Zainab Ahmed, minister of finance, budget and national planning, says the federal government will shift focus from revenue collection to tax compliance.
She spoke at the virtual economic outlook conference organised by Delloite, an audit, consulting and corporate finance company.
The minister said the federal government is adopting two major fiscal initiatives — the 2020 finance act and strategic revenue growth initiative (SRGI) — to drive the economy towards recovery.
“We have a long way to go and it is not going to be an easy journey for us. This over-dependence did not start today”
She said the SRGI is a mechanism for enhancing fiscal revenues from six to 15 percent of gross domestic product (GDP) by 2023.
She said the second phase of the SRGI, which will include a partnership with state governments, will soon be adopted.
Responding to a question on the planned adoption of SRGI 2.0 and details of likely improvements, the minister said a consultative session will be held to determine areas to improve on.
She said the government will shift focus from revenue collection to tax compliance in SRGI 2.0.
“We would all have a consultative process to see what has worked and what has not. But I can tell you that we have already decided that we must add a thematic area that centres around tax administration and tax compliance,” she said on Thursday.
“We noticed during the period that revenue collecting agencies are busy measuring their performance on revenue collection rather than tax compliance. We want to shift focus to tax compliance because when you shift to tax compliance, revenue will follow it. And compliance goes on the side of the tax collector and the revenue agencies. That is one of the new things we want to add in SRGP 2.0.”
Ahmed said the federal government is working towards making Nigeria an industrialised nation in the next five years.
She added that the government is also reducing Nigeria’s dependence on crude oil.
“We have a long way to go and it is not going to be an easy journey for us. This over-dependence did not start today,” she said.
“We have started doing that by recalibrating our budget to reduce the reliance on oil revenue and if you loot at the Nigerian GDP, the contribution of the oil and gas industry has been on the decline.”

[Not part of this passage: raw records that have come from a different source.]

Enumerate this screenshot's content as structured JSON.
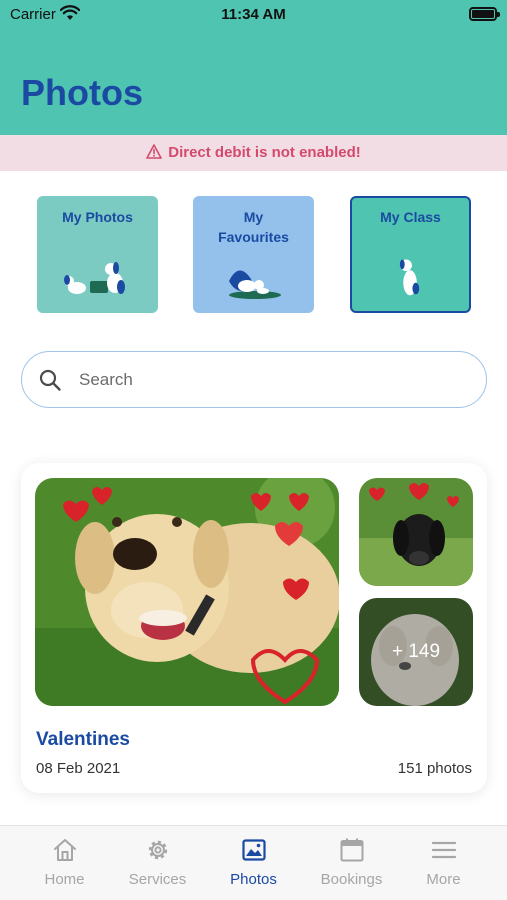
{
  "status_bar": {
    "carrier": "Carrier",
    "time": "11:34 AM"
  },
  "header": {
    "title": "Photos"
  },
  "alert": {
    "text": "Direct debit is not enabled!"
  },
  "categories": [
    {
      "label": "My Photos"
    },
    {
      "label": "My Favourites"
    },
    {
      "label": "My Class"
    }
  ],
  "search": {
    "placeholder": "Search"
  },
  "album": {
    "title": "Valentines",
    "date": "08 Feb 2021",
    "count": "151 photos",
    "more": "+ 149"
  },
  "tabs": [
    {
      "label": "Home",
      "icon": "home-icon"
    },
    {
      "label": "Services",
      "icon": "gear-icon"
    },
    {
      "label": "Photos",
      "icon": "image-icon",
      "active": true
    },
    {
      "label": "Bookings",
      "icon": "calendar-icon"
    },
    {
      "label": "More",
      "icon": "menu-icon"
    }
  ],
  "colors": {
    "header": "#4fc4b0",
    "brand": "#1b4aa3",
    "alert_text": "#d34a6e",
    "alert_bg": "#f3dde4"
  }
}
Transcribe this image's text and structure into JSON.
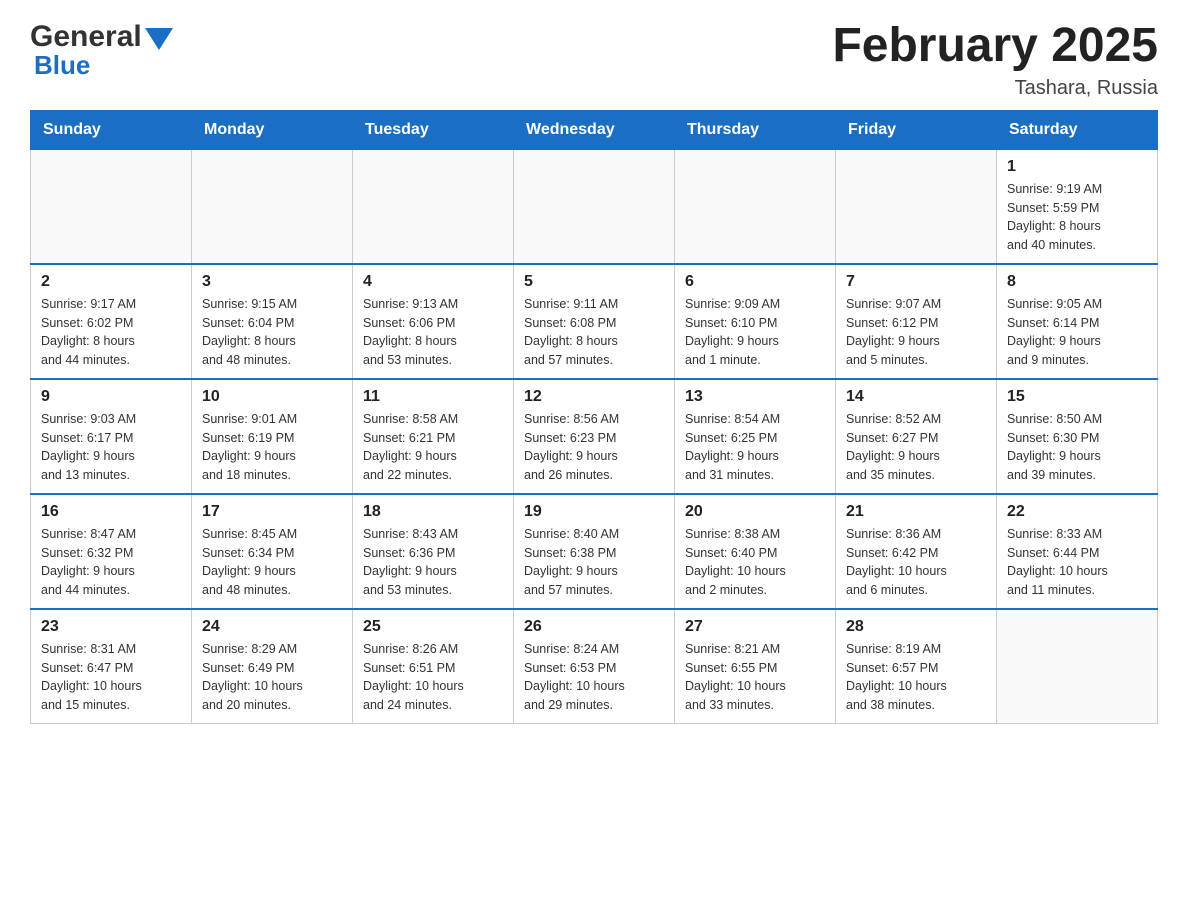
{
  "logo": {
    "general": "General",
    "blue": "Blue",
    "arrow": "▶"
  },
  "header": {
    "title": "February 2025",
    "location": "Tashara, Russia"
  },
  "weekdays": [
    "Sunday",
    "Monday",
    "Tuesday",
    "Wednesday",
    "Thursday",
    "Friday",
    "Saturday"
  ],
  "weeks": [
    [
      {
        "day": "",
        "info": ""
      },
      {
        "day": "",
        "info": ""
      },
      {
        "day": "",
        "info": ""
      },
      {
        "day": "",
        "info": ""
      },
      {
        "day": "",
        "info": ""
      },
      {
        "day": "",
        "info": ""
      },
      {
        "day": "1",
        "info": "Sunrise: 9:19 AM\nSunset: 5:59 PM\nDaylight: 8 hours\nand 40 minutes."
      }
    ],
    [
      {
        "day": "2",
        "info": "Sunrise: 9:17 AM\nSunset: 6:02 PM\nDaylight: 8 hours\nand 44 minutes."
      },
      {
        "day": "3",
        "info": "Sunrise: 9:15 AM\nSunset: 6:04 PM\nDaylight: 8 hours\nand 48 minutes."
      },
      {
        "day": "4",
        "info": "Sunrise: 9:13 AM\nSunset: 6:06 PM\nDaylight: 8 hours\nand 53 minutes."
      },
      {
        "day": "5",
        "info": "Sunrise: 9:11 AM\nSunset: 6:08 PM\nDaylight: 8 hours\nand 57 minutes."
      },
      {
        "day": "6",
        "info": "Sunrise: 9:09 AM\nSunset: 6:10 PM\nDaylight: 9 hours\nand 1 minute."
      },
      {
        "day": "7",
        "info": "Sunrise: 9:07 AM\nSunset: 6:12 PM\nDaylight: 9 hours\nand 5 minutes."
      },
      {
        "day": "8",
        "info": "Sunrise: 9:05 AM\nSunset: 6:14 PM\nDaylight: 9 hours\nand 9 minutes."
      }
    ],
    [
      {
        "day": "9",
        "info": "Sunrise: 9:03 AM\nSunset: 6:17 PM\nDaylight: 9 hours\nand 13 minutes."
      },
      {
        "day": "10",
        "info": "Sunrise: 9:01 AM\nSunset: 6:19 PM\nDaylight: 9 hours\nand 18 minutes."
      },
      {
        "day": "11",
        "info": "Sunrise: 8:58 AM\nSunset: 6:21 PM\nDaylight: 9 hours\nand 22 minutes."
      },
      {
        "day": "12",
        "info": "Sunrise: 8:56 AM\nSunset: 6:23 PM\nDaylight: 9 hours\nand 26 minutes."
      },
      {
        "day": "13",
        "info": "Sunrise: 8:54 AM\nSunset: 6:25 PM\nDaylight: 9 hours\nand 31 minutes."
      },
      {
        "day": "14",
        "info": "Sunrise: 8:52 AM\nSunset: 6:27 PM\nDaylight: 9 hours\nand 35 minutes."
      },
      {
        "day": "15",
        "info": "Sunrise: 8:50 AM\nSunset: 6:30 PM\nDaylight: 9 hours\nand 39 minutes."
      }
    ],
    [
      {
        "day": "16",
        "info": "Sunrise: 8:47 AM\nSunset: 6:32 PM\nDaylight: 9 hours\nand 44 minutes."
      },
      {
        "day": "17",
        "info": "Sunrise: 8:45 AM\nSunset: 6:34 PM\nDaylight: 9 hours\nand 48 minutes."
      },
      {
        "day": "18",
        "info": "Sunrise: 8:43 AM\nSunset: 6:36 PM\nDaylight: 9 hours\nand 53 minutes."
      },
      {
        "day": "19",
        "info": "Sunrise: 8:40 AM\nSunset: 6:38 PM\nDaylight: 9 hours\nand 57 minutes."
      },
      {
        "day": "20",
        "info": "Sunrise: 8:38 AM\nSunset: 6:40 PM\nDaylight: 10 hours\nand 2 minutes."
      },
      {
        "day": "21",
        "info": "Sunrise: 8:36 AM\nSunset: 6:42 PM\nDaylight: 10 hours\nand 6 minutes."
      },
      {
        "day": "22",
        "info": "Sunrise: 8:33 AM\nSunset: 6:44 PM\nDaylight: 10 hours\nand 11 minutes."
      }
    ],
    [
      {
        "day": "23",
        "info": "Sunrise: 8:31 AM\nSunset: 6:47 PM\nDaylight: 10 hours\nand 15 minutes."
      },
      {
        "day": "24",
        "info": "Sunrise: 8:29 AM\nSunset: 6:49 PM\nDaylight: 10 hours\nand 20 minutes."
      },
      {
        "day": "25",
        "info": "Sunrise: 8:26 AM\nSunset: 6:51 PM\nDaylight: 10 hours\nand 24 minutes."
      },
      {
        "day": "26",
        "info": "Sunrise: 8:24 AM\nSunset: 6:53 PM\nDaylight: 10 hours\nand 29 minutes."
      },
      {
        "day": "27",
        "info": "Sunrise: 8:21 AM\nSunset: 6:55 PM\nDaylight: 10 hours\nand 33 minutes."
      },
      {
        "day": "28",
        "info": "Sunrise: 8:19 AM\nSunset: 6:57 PM\nDaylight: 10 hours\nand 38 minutes."
      },
      {
        "day": "",
        "info": ""
      }
    ]
  ]
}
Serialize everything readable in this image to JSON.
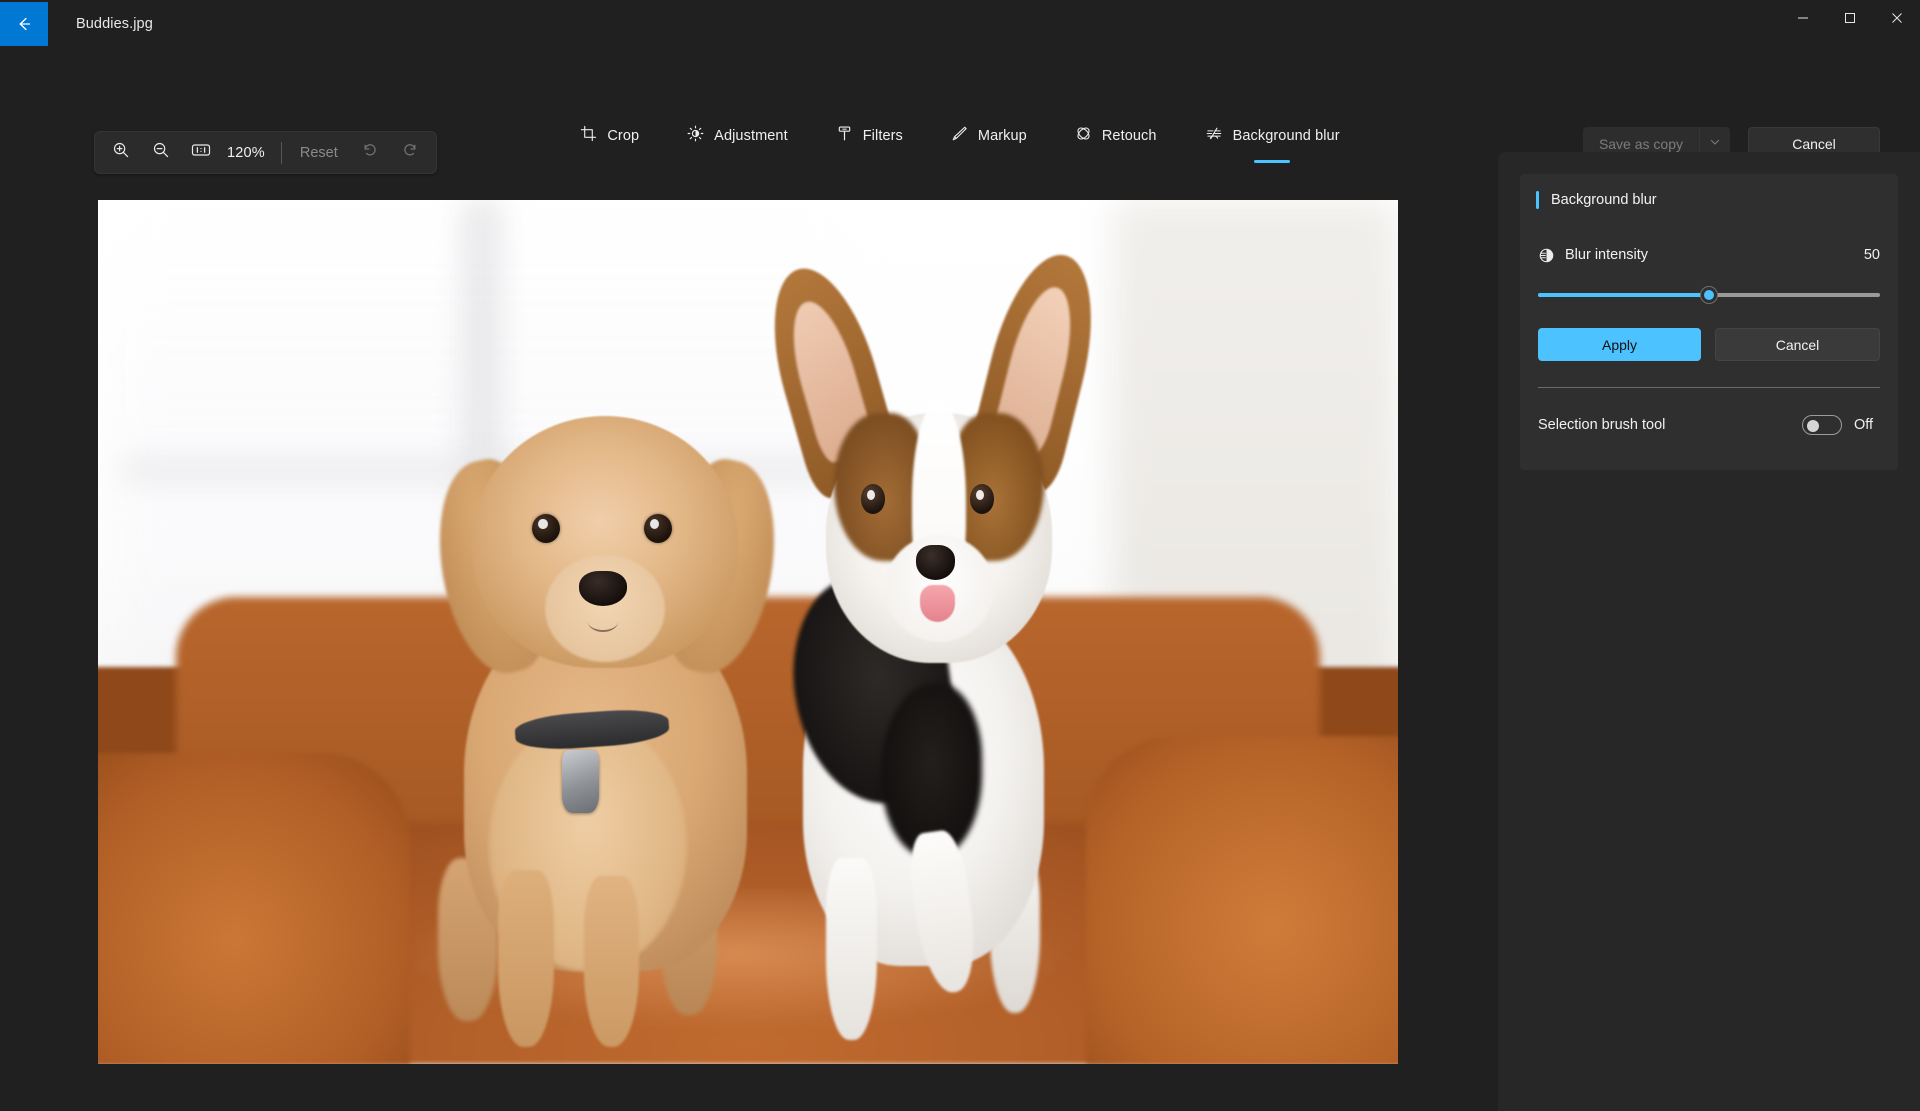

The event was attended by Ali Aisen, resident representative, International Monetary Fund (IMF) in Nigeria; Walter Mulombo, country representative, World Health Organization (WHO); Akin Banuso, country general manager, Microsoft; among others.